Kuklinski's country was Free Poland (he was born into it, mind you), not Communist Poland. Communist Poland was an unlawfully and unconstitutionally created appendage of the Soviet takeover and occupation of Poland in the latter stages of, and after, WW2. Ergo, the "Oath" he purportedly took (which probably included a clause to the effect that he had to co-operate with the Soviets) was a construct of an unlawful regime, meaning it was not an Oath at all. But, for argument's sake, if it was an Oath, it would needs be broken to the extent that it conflicted with his over-arching obligation to Free Poland because, in law and in equity (if not 'in fact') Kuklinski's country was Free Poland, not Communist Poland.
To advocate otherwise is to turn the concepts of the rule of law and national sovereignty on their heads.

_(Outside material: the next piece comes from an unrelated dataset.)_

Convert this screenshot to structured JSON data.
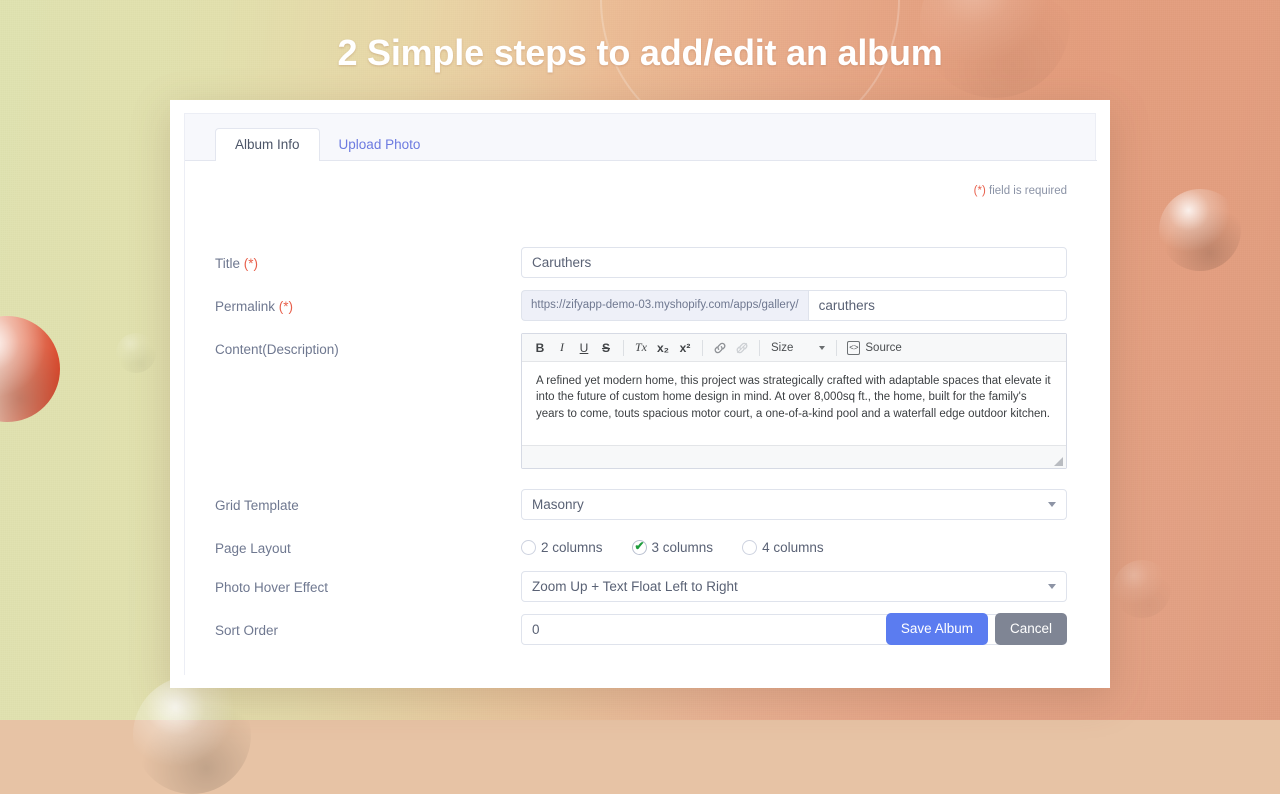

In any event, he was 'released' from his "Oath" upon the collapse of Communist Poland and Soviet Russia. Such release, in the circumstances, was retro-active by virtue of the fact that:
1. There was no-one (be it a person or entity) to whom the Oath could be upheld to as there was no-one to enforce it, nor was their any subrogation type arrangement.
2. Had the "Oath" remained binding (which presupposes there was subrogation from the Soviets, which there wasn't), the Post Communist, Free Polish Government (being the lawful and constitutional Government) would have prosecuted Kuklinski (or enforced it, but most likely issued punishment for breach), which it didn't.
Heartfelt and handwringing pleas to the concepts of honour and loyalty surrounding an Oath are just argumentum ad passiones.
It could be argued that Kuklinski served Poland whereas his fellow officers served a foreign power.
No need to argue it mate - the facts speak for themselves, no matter how hard some apologists try to dissimulate.
Given the reality of 'service' to the Soviets however (i.e. you either serve or you go to jail/get shot etc.), I don't think we can stand in judgment and condemn a very great many honest Poles who had no choice other than to survive under the Communist juggernaut (save and except those 'Poles' who relished their life under Communist rule and were part and parcel of the system).